The Museo Nacional Centro de Arte Reina Sofía hosts the most complete retrospective dedicated to Paul Thek, born in 1933 in New York, the city where he died from AIDS at age fifty-four. This exhibition brings together some three hundred works, a majority of them belonging to private collections, which include painting, photography and objects from collective works made by the artist for different European institutions. Thek’s work is found among the central sources for the 1960s artistic revolution, having greatly influenced contemporary creators and posterior generations.

The work of this New York artist stems from contradictory realities: whereas the Catholic religion influences his work, Thek openly confesses he is homosexual and at the same time appears obsessed with his desire to marry and have children.

Painting has a constant presence throughout Paul Thek’s career. His paintings question the conventions and whims of the institutionalized art world with humor and freedom. Exhibited are numerous examples of illustrated works that belong to different stages of Thek’s career, together with bronze sculptures and the artist’s objects.

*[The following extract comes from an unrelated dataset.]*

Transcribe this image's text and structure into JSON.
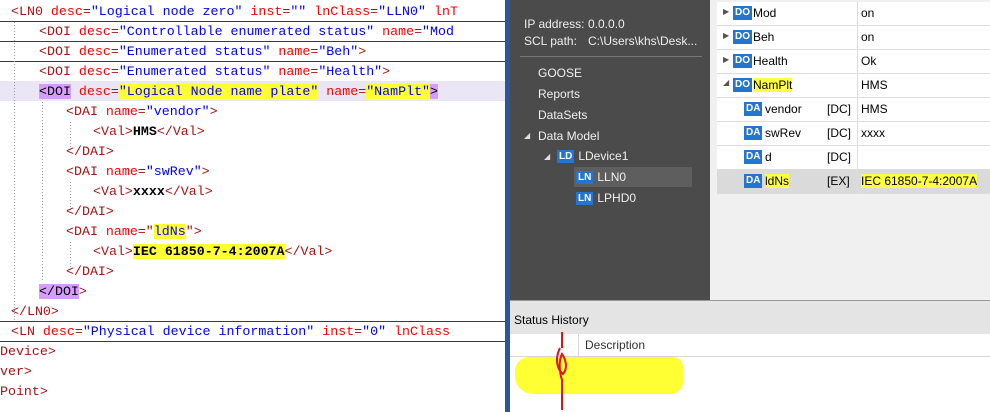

Among the exhibited works, his renowned Technological Reliquaries stand out, created in New York between 1964 and 1967 and inspired by his visit to the Franciscan catacombs in Palermo. In opposition to a minimalism dominant in New York at the time, these works represent pieces of human bodies created in wax with a high degree of realism, as a kind of reliquary from the technological era.

Throughout his career Thek made numerous collective works for important European institutions with the Co-op artists’ group. Some of these works, created in the form of an installation, have been conserved and are exhibited along with photographs from other installations that have not survived today.

This exhibition has been organized by ZKM, Museum für Neue Kunst Karlsruhe and Sammlung Falckenberg Hamburg, in collaboration with the Museo Nacional Centro de Arte Reina Sofía.

Paul Thek